** Work request **
Scan the material below for lines with the word "icon" and report how many there are, with nothing added.

##########

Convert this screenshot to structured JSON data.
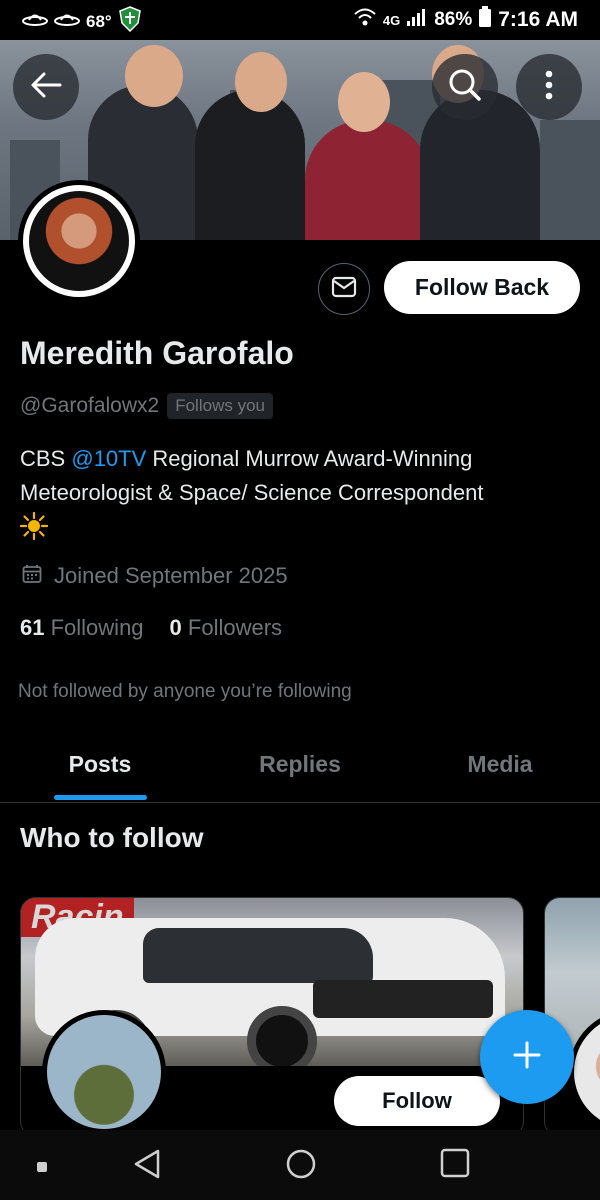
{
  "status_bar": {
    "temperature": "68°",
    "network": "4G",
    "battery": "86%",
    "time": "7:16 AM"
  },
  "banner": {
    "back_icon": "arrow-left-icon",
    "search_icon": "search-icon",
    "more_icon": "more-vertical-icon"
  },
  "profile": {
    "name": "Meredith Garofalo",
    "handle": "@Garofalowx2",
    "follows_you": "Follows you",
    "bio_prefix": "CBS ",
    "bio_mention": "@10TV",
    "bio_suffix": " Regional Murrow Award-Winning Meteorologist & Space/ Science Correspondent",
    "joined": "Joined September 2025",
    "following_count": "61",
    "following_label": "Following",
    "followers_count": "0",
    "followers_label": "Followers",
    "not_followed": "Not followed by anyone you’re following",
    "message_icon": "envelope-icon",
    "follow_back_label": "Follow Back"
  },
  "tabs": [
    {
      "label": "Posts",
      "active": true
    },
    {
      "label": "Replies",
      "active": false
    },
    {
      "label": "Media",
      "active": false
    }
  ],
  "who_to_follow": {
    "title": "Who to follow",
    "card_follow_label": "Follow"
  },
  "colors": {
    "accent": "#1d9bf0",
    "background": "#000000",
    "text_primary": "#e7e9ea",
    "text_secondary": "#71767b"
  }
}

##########

** Exercise response **
4